__The task__: From the entries below, copy out all lines holding "scheduled".

__Dataset rows for apps and sites__:

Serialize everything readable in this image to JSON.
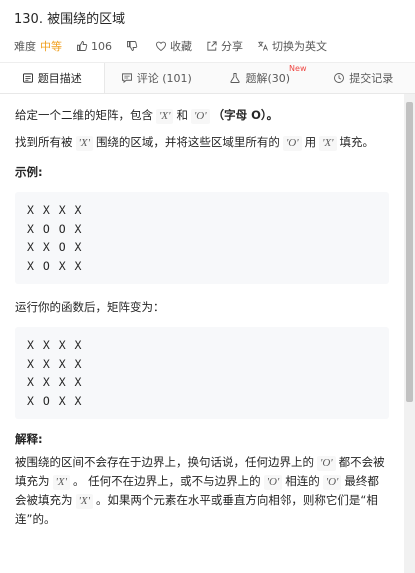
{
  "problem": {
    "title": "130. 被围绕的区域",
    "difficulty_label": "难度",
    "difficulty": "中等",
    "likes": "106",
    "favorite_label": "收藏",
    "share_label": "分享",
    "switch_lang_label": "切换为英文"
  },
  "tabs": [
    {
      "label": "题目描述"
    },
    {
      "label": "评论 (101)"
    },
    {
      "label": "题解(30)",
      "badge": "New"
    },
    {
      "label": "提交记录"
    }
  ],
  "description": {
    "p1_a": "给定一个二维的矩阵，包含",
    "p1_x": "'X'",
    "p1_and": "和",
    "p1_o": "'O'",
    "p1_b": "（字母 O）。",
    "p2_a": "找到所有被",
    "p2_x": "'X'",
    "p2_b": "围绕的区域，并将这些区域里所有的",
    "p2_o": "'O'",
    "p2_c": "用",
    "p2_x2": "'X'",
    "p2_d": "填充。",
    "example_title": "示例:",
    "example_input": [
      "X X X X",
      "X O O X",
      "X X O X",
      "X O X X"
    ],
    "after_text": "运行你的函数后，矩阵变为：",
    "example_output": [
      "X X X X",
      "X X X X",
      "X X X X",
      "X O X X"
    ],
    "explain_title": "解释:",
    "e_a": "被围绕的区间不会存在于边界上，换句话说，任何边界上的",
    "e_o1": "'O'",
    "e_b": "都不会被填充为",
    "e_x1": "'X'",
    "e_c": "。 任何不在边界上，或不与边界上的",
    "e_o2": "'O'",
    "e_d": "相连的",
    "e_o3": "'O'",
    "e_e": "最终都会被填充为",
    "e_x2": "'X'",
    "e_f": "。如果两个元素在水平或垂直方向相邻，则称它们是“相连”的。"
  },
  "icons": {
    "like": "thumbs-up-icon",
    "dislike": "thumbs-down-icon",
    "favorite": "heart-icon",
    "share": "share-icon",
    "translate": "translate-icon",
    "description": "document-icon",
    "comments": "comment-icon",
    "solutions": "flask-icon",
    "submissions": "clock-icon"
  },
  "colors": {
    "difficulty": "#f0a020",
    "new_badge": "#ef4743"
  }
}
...
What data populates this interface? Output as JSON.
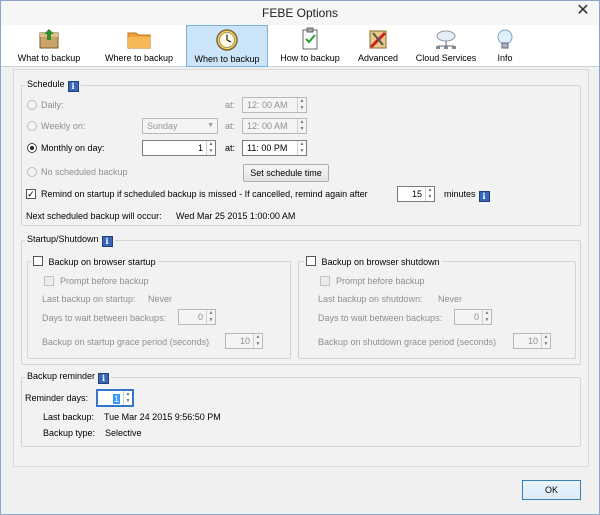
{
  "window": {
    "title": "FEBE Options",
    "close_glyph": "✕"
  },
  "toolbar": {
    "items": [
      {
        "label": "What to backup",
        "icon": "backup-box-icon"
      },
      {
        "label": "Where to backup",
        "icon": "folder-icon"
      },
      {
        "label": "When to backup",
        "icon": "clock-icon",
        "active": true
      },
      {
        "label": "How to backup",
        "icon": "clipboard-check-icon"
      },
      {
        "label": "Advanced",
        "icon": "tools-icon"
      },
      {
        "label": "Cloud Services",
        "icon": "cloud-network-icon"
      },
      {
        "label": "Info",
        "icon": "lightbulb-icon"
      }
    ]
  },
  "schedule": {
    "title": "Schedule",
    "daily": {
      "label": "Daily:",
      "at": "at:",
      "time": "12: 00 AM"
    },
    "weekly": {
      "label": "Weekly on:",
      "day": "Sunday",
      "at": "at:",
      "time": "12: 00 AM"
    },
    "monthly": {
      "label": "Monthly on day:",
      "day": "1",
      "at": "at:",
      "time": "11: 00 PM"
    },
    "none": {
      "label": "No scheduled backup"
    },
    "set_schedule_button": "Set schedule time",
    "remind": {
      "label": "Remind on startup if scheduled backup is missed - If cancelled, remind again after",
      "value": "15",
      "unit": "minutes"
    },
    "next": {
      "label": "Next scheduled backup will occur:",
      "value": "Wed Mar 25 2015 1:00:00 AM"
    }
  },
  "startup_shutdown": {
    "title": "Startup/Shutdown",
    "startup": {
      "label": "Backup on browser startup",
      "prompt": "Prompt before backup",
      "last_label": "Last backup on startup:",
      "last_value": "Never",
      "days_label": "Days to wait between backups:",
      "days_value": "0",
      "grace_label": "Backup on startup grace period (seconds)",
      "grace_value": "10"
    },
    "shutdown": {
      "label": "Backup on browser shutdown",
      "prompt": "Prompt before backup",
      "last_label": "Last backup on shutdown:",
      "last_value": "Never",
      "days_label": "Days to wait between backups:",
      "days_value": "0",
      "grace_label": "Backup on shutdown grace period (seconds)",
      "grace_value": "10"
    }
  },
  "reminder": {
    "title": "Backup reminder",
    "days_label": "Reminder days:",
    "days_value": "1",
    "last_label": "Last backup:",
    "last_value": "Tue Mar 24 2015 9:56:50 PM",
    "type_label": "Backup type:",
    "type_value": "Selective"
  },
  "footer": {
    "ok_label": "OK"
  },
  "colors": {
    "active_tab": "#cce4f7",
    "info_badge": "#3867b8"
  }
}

__Your solution__:
      "label": "No scheduled backup"
      "label": "Remind on startup if scheduled backup is missed - If cancelled, remind again after",
      "label": "Next scheduled backup will occur:",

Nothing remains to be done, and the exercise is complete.